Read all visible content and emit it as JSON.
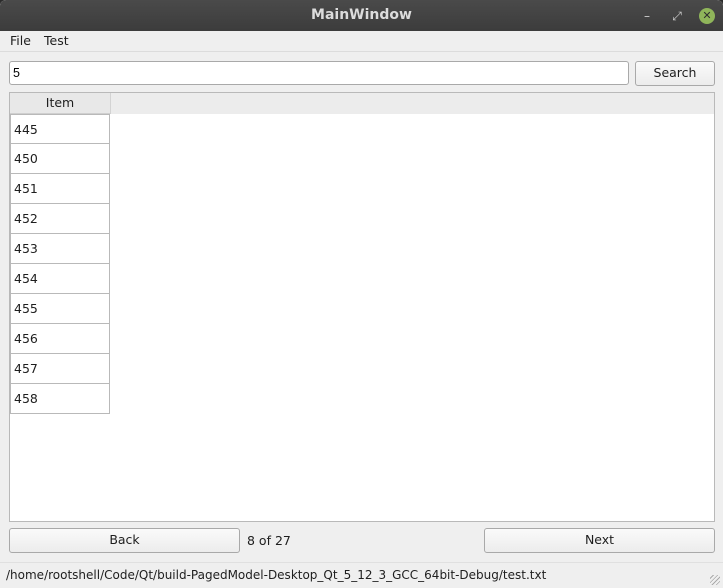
{
  "window": {
    "title": "MainWindow",
    "controls": {
      "minimize": "–",
      "maximize": "⤢",
      "close": "✕"
    }
  },
  "menu": [
    "File",
    "Test"
  ],
  "search": {
    "value": "5",
    "button": "Search"
  },
  "table": {
    "header": "Item",
    "rows": [
      "445",
      "450",
      "451",
      "452",
      "453",
      "454",
      "455",
      "456",
      "457",
      "458"
    ]
  },
  "nav": {
    "back": "Back",
    "page": "8 of 27",
    "next": "Next"
  },
  "status": {
    "path": "/home/rootshell/Code/Qt/build-PagedModel-Desktop_Qt_5_12_3_GCC_64bit-Debug/test.txt"
  },
  "icons": {
    "minimize": "minimize-icon",
    "maximize": "restore-icon",
    "close": "close-icon"
  },
  "colors": {
    "close_button": "#8fb55a",
    "titlebar": "#3c3c3c"
  }
}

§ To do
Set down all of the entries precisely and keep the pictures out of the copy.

§ Response
Read all visible content and emit it as JSON.
{
  "window": {
    "title": "MainWindow",
    "controls": {
      "minimize": "–",
      "maximize": "⤢",
      "close": "✕"
    }
  },
  "menu": [
    "File",
    "Test"
  ],
  "search": {
    "value": "5",
    "button": "Search"
  },
  "table": {
    "header": "Item",
    "rows": [
      "445",
      "450",
      "451",
      "452",
      "453",
      "454",
      "455",
      "456",
      "457",
      "458"
    ]
  },
  "nav": {
    "back": "Back",
    "page": "8 of 27",
    "next": "Next"
  },
  "status": {
    "path": "/home/rootshell/Code/Qt/build-PagedModel-Desktop_Qt_5_12_3_GCC_64bit-Debug/test.txt"
  },
  "icons": {
    "minimize": "minimize-icon",
    "maximize": "restore-icon",
    "close": "close-icon"
  },
  "colors": {
    "close_button": "#8fb55a",
    "titlebar": "#3c3c3c"
  }
}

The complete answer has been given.